And yet there was this indescribable quality to it. Imagine if you will, walking down the street, minding your own business when out of an alleyway a sound of strange music emerges. You step forward, vaguely intrigued, and there in the darkness you find an old man seated at a weather-worn piano plunking away at the keys. The instrument is out of tune, the player, seemingly amateur, and yet there is something in those discordant tones that keeps you from continuing on your way. You stand there, listening for the pattern in the music, trying to suss out what it is that draws you in so, when suddenly from the shadows, the sound of more instruments begin to emerge. From deep in the shadows come the strains of bent tubas, badly tuned violins, and other musical implements that produce sounds unlike anything you’ve ever heard. And suddenly, the pattern becomes clear. All the pieces fit together, none of them whole on their own, but each somehow striving to a weird synergy of sound that lifts your spirit unlike anything you’ve ever heard before.

That’s what reading this book was like. It was undeniably flawed, and yet also undeniably brilliant.

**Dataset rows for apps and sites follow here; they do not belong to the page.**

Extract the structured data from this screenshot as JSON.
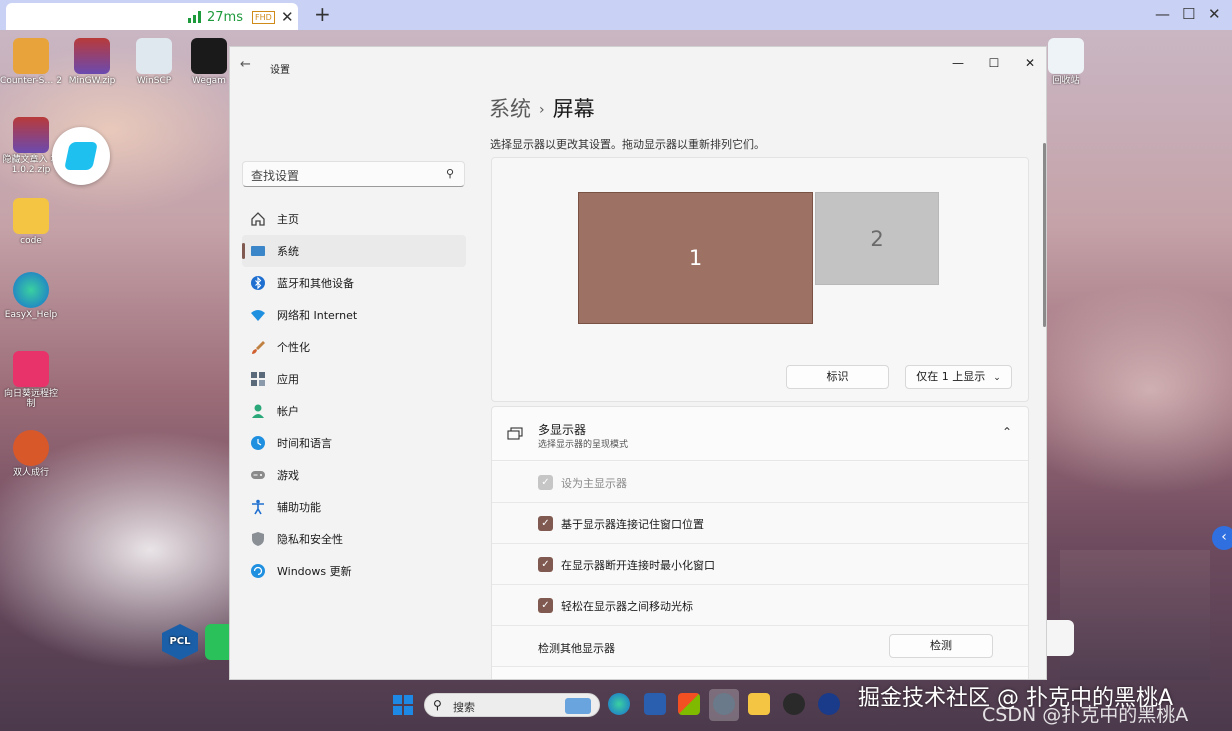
{
  "remote_viewer": {
    "ping": "27ms",
    "quality_badge": "FHD",
    "close_tab": "✕",
    "new_tab": "+",
    "minimize": "—",
    "maximize": "☐",
    "close": "✕"
  },
  "desktop": {
    "icons": [
      {
        "label": "Counter-S… 2"
      },
      {
        "label": "MinGW.zip"
      },
      {
        "label": "WinSCP"
      },
      {
        "label": "Wegam"
      },
      {
        "label": "隐藏文章入 本1.0.2.zip"
      },
      {
        "label": "code"
      },
      {
        "label": "EasyX_Help"
      },
      {
        "label": "向日葵远程控 制"
      },
      {
        "label": "双人成行"
      },
      {
        "label": "回收站"
      }
    ],
    "edge_handle": "‹"
  },
  "settings": {
    "app_title": "设置",
    "back": "←",
    "window_controls": {
      "minimize": "—",
      "maximize": "☐",
      "close": "✕"
    },
    "search_placeholder": "查找设置",
    "search_icon": "⚲",
    "nav": [
      {
        "label": "主页",
        "icon": "home-icon",
        "active": false
      },
      {
        "label": "系统",
        "icon": "system-icon",
        "active": true
      },
      {
        "label": "蓝牙和其他设备",
        "icon": "bluetooth-icon",
        "active": false
      },
      {
        "label": "网络和 Internet",
        "icon": "wifi-icon",
        "active": false
      },
      {
        "label": "个性化",
        "icon": "brush-icon",
        "active": false
      },
      {
        "label": "应用",
        "icon": "apps-icon",
        "active": false
      },
      {
        "label": "帐户",
        "icon": "account-icon",
        "active": false
      },
      {
        "label": "时间和语言",
        "icon": "globe-clock-icon",
        "active": false
      },
      {
        "label": "游戏",
        "icon": "gamepad-icon",
        "active": false
      },
      {
        "label": "辅助功能",
        "icon": "accessibility-icon",
        "active": false
      },
      {
        "label": "隐私和安全性",
        "icon": "shield-icon",
        "active": false
      },
      {
        "label": "Windows 更新",
        "icon": "update-icon",
        "active": false
      }
    ],
    "breadcrumb": {
      "parent": "系统",
      "separator": "›",
      "current": "屏幕"
    },
    "hint": "选择显示器以更改其设置。拖动显示器以重新排列它们。",
    "monitors": [
      {
        "label": "1"
      },
      {
        "label": "2"
      }
    ],
    "identify_button": "标识",
    "display_mode": "仅在 1 上显示",
    "display_mode_chevron": "⌄",
    "multi_display": {
      "title": "多显示器",
      "subtitle": "选择显示器的呈现模式",
      "collapse_chevron": "⌃",
      "options": [
        {
          "label": "设为主显示器",
          "checked": true,
          "disabled": true
        },
        {
          "label": "基于显示器连接记住窗口位置",
          "checked": true,
          "disabled": false
        },
        {
          "label": "在显示器断开连接时最小化窗口",
          "checked": true,
          "disabled": false
        },
        {
          "label": "轻松在显示器之间移动光标",
          "checked": true,
          "disabled": false
        }
      ],
      "checkmark": "✓",
      "detect_label": "检测其他显示器",
      "detect_button": "检测"
    },
    "accent_color": "#805a50"
  },
  "taskbar": {
    "search_placeholder": "搜索",
    "search_icon": "⚲"
  },
  "watermark": {
    "line1": "掘金技术社区 @ 扑克中的黑桃A",
    "line2": "CSDN @扑克中的黑桃A"
  }
}
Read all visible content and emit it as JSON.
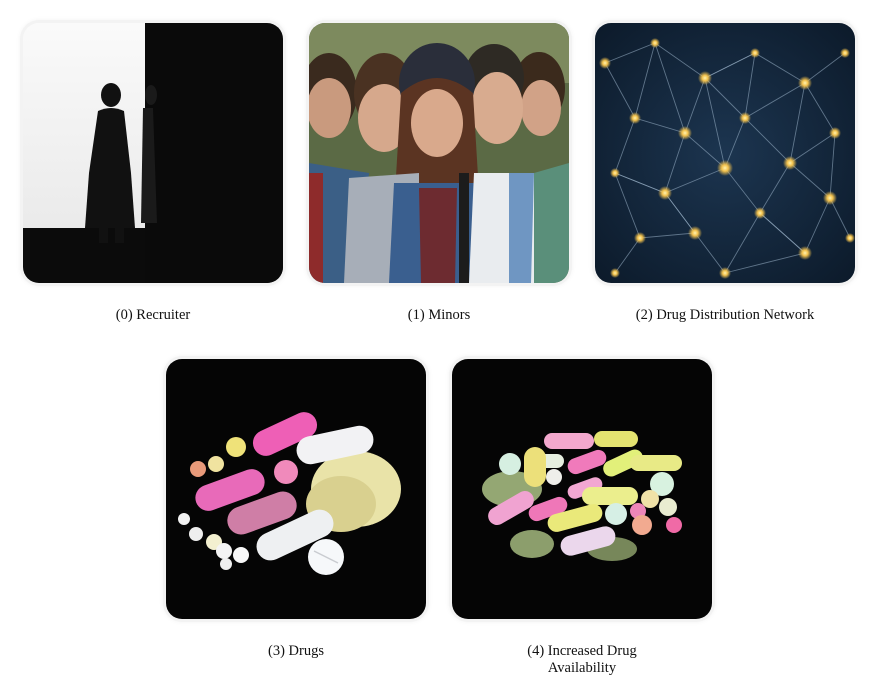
{
  "panels": [
    {
      "caption": "(0) Recruiter"
    },
    {
      "caption": "(1) Minors"
    },
    {
      "caption": "(2) Drug Distribution Network"
    },
    {
      "caption": "(3) Drugs"
    },
    {
      "caption_line1": "(4) Increased Drug",
      "caption_line2": "Availability"
    }
  ]
}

And, as I mentioned earlier, the weirdness factor was off the charts. Venture into this book and you will meet fantastic cast of characters, seemingly plucked from the darkest of Lewis Carol’s nightmares. There is a bull-like creature with a blade for a horn that flies by means of hundreds of writhing tentacles. There is a talking cockroach who claims to be a fairie. And there is a tiny sentient planetoid, covered by vampiric computers, that projects the psychic image of a cute kitten over itself.

All of these and one ordinary human girl meet in a desert where the sands are ever flowing toward a gaping hole in reality and the only fixed points are a massive cathedral covered in alien runes, and a strangely terrestrial diner.

Overall, I would highly recommend this book to anyone who is a fan of the utterly strange. The writing is raw, but in a way, that is part of its charm. This is a work that could only exist in the world of e-publishing. It has its flaws, but if you’re willing to look past them, there is something simply brilliant to be found here.

You can download Sharing for free, here.